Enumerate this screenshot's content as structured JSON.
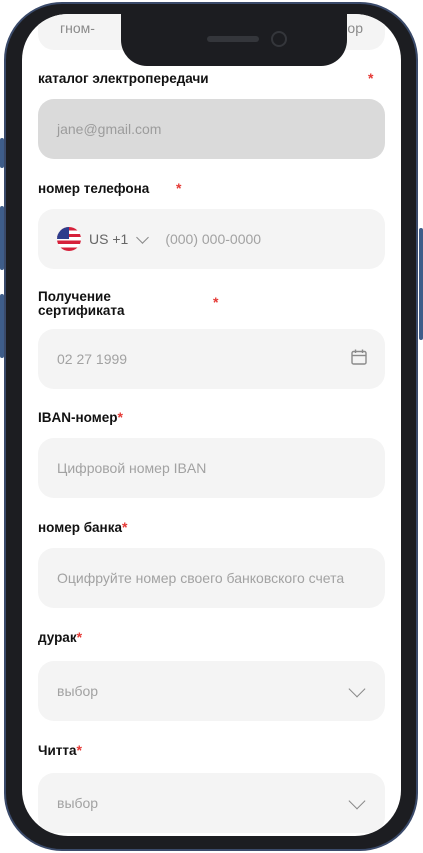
{
  "top_field": {
    "left": "гном-",
    "right": "ор"
  },
  "fields": {
    "transmission_catalog": {
      "label": "каталог электропередачи",
      "star": "*",
      "value": "jane@gmail.com"
    },
    "phone": {
      "label": "номер телефона",
      "star": "*",
      "country": "US +1",
      "placeholder": "(000) 000-0000"
    },
    "certificate": {
      "label": "Получение сертификата",
      "star": "*",
      "placeholder": "02 27 1999"
    },
    "iban": {
      "label": "IBAN-номер",
      "star": "*",
      "placeholder": "Цифровой номер IBAN"
    },
    "bank": {
      "label": "номер банка",
      "star": "*",
      "placeholder": "Оцифруйте номер своего банковского счета"
    },
    "select1": {
      "label": "дурак",
      "star": "*",
      "placeholder": "выбор"
    },
    "select2": {
      "label": "Читта",
      "star": "*",
      "placeholder": "выбор"
    }
  },
  "colors": {
    "required": "#e53935",
    "field_bg": "#f4f4f4",
    "field_filled_bg": "#dadada",
    "frame": "#1c1d21"
  }
}
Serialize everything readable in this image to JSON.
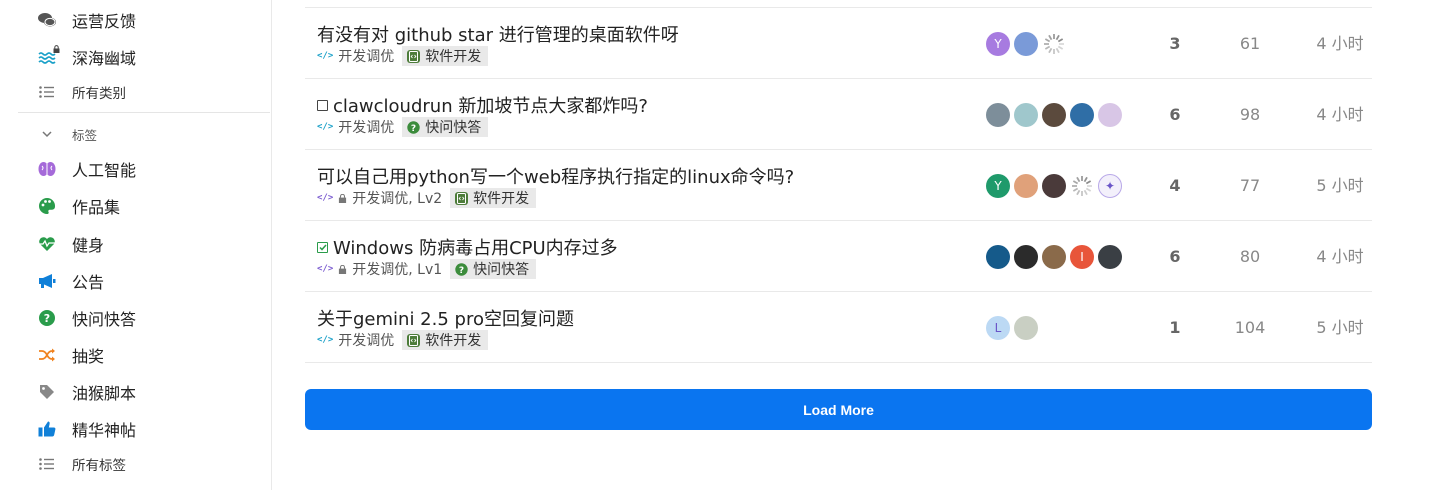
{
  "sidebar": {
    "categories": [
      {
        "label": "运营反馈",
        "icon": "comments-icon",
        "color": "#555555"
      },
      {
        "label": "深海幽域",
        "icon": "waves-icon",
        "color": "#1aa0c8",
        "locked": true
      },
      {
        "label": "所有类别",
        "icon": "list-icon",
        "color": "#666666"
      }
    ],
    "tags_header": "标签",
    "tags": [
      {
        "label": "人工智能",
        "icon": "brain-icon",
        "color": "#a56ad9"
      },
      {
        "label": "作品集",
        "icon": "palette-icon",
        "color": "#2a9c4b"
      },
      {
        "label": "健身",
        "icon": "heartbeat-icon",
        "color": "#2a9c4b"
      },
      {
        "label": "公告",
        "icon": "megaphone-icon",
        "color": "#1080d8"
      },
      {
        "label": "快问快答",
        "icon": "question-icon",
        "color": "#2a9c4b"
      },
      {
        "label": "抽奖",
        "icon": "shuffle-icon",
        "color": "#f0821e"
      },
      {
        "label": "油猴脚本",
        "icon": "tag-icon",
        "color": "#888888"
      },
      {
        "label": "精华神帖",
        "icon": "thumbs-up-icon",
        "color": "#1080d8"
      },
      {
        "label": "所有标签",
        "icon": "list-icon",
        "color": "#666666"
      }
    ]
  },
  "topics": [
    {
      "title": "有没有对 github star 进行管理的桌面软件呀",
      "status": "none",
      "category": "开发调优",
      "locked": false,
      "tag": "软件开发",
      "tag_icon": "software-dev-icon",
      "tag_color": "#4d7c3a",
      "avatars": [
        {
          "letter": "Y",
          "color": "#a77be0"
        },
        {
          "letter": "",
          "color": "#7a9ad8"
        },
        {
          "letter": "",
          "color": "spinner"
        }
      ],
      "replies": "3",
      "views": "61",
      "activity": "4 小时"
    },
    {
      "title": "clawcloudrun 新加坡节点大家都炸吗?",
      "status": "unchecked",
      "category": "开发调优",
      "locked": false,
      "tag": "快问快答",
      "tag_icon": "question-icon",
      "tag_color": "#3c8c3c",
      "avatars": [
        {
          "letter": "",
          "color": "#7d8e9a"
        },
        {
          "letter": "",
          "color": "#9fc7cc"
        },
        {
          "letter": "",
          "color": "#5b4a3d"
        },
        {
          "letter": "",
          "color": "#2f6ea6"
        },
        {
          "letter": "",
          "color": "#d8c6e6"
        }
      ],
      "replies": "6",
      "views": "98",
      "activity": "4 小时"
    },
    {
      "title": "可以自己用python写一个web程序执行指定的linux命令吗?",
      "status": "none",
      "category": "开发调优, Lv2",
      "locked": true,
      "tag": "软件开发",
      "tag_icon": "software-dev-icon",
      "tag_color": "#4d7c3a",
      "avatars": [
        {
          "letter": "Y",
          "color": "#1f9a6b"
        },
        {
          "letter": "",
          "color": "#e0a17a"
        },
        {
          "letter": "",
          "color": "#4a3a3a"
        },
        {
          "letter": "",
          "color": "spinner"
        },
        {
          "letter": "✦",
          "color": "#f3f0fb"
        }
      ],
      "replies": "4",
      "views": "77",
      "activity": "5 小时"
    },
    {
      "title": "Windows 防病毒占用CPU内存过多",
      "status": "checked",
      "category": "开发调优, Lv1",
      "locked": true,
      "tag": "快问快答",
      "tag_icon": "question-icon",
      "tag_color": "#3c8c3c",
      "avatars": [
        {
          "letter": "",
          "color": "#155a8a"
        },
        {
          "letter": "",
          "color": "#2b2b2b"
        },
        {
          "letter": "",
          "color": "#8a6a4a"
        },
        {
          "letter": "I",
          "color": "#e8553a"
        },
        {
          "letter": "",
          "color": "#3a3f44"
        }
      ],
      "replies": "6",
      "views": "80",
      "activity": "4 小时"
    },
    {
      "title": "关于gemini 2.5 pro空回复问题",
      "status": "none",
      "category": "开发调优",
      "locked": false,
      "tag": "软件开发",
      "tag_icon": "software-dev-icon",
      "tag_color": "#4d7c3a",
      "avatars": [
        {
          "letter": "L",
          "color": "#bcd9f4"
        },
        {
          "letter": "",
          "color": "#c9cfc3"
        }
      ],
      "replies": "1",
      "views": "104",
      "activity": "5 小时"
    }
  ],
  "load_more": "Load More",
  "colors": {
    "accent": "#0a75f0",
    "category_accent": "#1aa0c8"
  }
}
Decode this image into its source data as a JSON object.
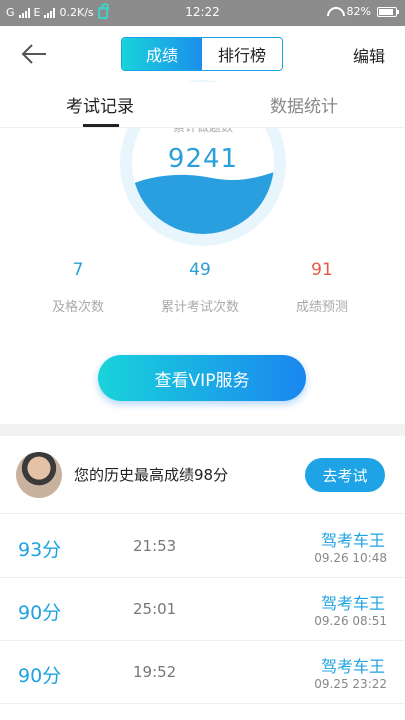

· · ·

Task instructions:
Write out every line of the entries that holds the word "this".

Completed exercise:
Enumerate this screenshot's content as structured JSON.
Serialize everything readable in this image to JSON.
Decode this image into its source data as a JSON object.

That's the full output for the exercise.